TASK ITEM >> Below are records; how many of their lines contain "void"? Give the number and no other words.

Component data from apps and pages

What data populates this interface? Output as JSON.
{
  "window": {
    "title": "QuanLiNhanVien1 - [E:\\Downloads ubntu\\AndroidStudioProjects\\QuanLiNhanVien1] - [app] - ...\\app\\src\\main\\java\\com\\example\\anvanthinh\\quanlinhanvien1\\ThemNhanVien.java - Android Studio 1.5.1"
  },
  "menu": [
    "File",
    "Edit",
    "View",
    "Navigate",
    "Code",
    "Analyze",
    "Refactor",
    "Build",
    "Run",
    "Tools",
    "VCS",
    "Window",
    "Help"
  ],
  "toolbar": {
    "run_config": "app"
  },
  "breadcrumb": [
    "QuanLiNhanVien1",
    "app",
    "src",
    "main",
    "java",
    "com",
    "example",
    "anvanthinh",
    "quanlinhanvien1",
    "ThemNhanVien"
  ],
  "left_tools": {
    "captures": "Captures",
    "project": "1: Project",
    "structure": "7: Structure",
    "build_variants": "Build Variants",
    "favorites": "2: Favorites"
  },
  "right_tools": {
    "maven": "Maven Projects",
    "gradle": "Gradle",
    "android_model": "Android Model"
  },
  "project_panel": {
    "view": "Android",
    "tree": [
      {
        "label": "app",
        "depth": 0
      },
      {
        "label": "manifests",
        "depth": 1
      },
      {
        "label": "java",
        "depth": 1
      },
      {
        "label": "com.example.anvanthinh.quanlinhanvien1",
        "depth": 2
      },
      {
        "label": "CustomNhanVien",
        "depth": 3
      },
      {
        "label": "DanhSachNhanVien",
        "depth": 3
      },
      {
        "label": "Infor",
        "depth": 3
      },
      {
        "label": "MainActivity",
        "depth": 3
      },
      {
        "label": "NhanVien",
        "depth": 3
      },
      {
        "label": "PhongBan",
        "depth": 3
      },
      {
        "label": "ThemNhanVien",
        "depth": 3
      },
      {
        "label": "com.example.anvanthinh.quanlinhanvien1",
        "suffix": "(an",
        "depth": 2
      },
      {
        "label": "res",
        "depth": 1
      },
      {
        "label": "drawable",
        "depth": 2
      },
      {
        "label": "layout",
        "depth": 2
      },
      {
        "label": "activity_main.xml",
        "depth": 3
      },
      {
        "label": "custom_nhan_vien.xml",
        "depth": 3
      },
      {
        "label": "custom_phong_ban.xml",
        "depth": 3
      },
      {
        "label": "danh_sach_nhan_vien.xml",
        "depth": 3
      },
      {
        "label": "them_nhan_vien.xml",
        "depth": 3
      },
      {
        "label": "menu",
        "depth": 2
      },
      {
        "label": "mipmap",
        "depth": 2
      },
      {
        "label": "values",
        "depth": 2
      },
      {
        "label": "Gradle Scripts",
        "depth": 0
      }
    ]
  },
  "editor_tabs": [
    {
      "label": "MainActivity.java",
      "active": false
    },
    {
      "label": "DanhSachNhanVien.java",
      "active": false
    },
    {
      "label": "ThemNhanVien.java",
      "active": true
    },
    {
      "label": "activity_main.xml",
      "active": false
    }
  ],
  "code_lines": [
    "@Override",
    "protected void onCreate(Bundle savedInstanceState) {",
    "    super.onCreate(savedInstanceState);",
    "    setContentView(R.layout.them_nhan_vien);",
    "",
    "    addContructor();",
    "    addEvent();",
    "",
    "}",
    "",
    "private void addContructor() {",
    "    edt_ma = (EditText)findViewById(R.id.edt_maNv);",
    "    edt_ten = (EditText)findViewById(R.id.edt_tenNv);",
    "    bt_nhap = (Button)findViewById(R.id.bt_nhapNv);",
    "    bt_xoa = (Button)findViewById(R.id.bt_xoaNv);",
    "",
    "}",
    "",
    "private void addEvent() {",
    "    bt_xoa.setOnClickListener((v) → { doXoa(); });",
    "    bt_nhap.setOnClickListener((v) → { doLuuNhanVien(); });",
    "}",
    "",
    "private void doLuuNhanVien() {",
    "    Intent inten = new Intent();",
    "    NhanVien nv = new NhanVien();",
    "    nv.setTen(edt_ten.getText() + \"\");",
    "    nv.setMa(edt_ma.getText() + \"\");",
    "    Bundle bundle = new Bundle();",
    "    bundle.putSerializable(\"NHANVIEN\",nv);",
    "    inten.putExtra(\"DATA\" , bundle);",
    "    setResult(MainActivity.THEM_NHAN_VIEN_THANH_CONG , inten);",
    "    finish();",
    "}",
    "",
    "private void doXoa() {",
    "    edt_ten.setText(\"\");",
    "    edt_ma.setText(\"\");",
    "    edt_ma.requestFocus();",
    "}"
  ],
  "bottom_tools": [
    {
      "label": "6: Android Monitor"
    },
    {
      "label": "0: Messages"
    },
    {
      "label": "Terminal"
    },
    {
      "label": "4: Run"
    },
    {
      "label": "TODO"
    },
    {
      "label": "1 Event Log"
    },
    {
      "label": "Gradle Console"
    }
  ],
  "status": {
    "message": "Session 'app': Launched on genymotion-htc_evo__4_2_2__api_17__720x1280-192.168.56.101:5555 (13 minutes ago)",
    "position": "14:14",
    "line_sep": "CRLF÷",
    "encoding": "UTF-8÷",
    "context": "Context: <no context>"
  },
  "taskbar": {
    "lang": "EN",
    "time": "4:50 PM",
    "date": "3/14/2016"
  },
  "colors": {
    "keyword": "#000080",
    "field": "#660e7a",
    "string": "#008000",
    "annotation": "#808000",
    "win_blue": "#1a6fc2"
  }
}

WRITTEN RESPONSE >> 5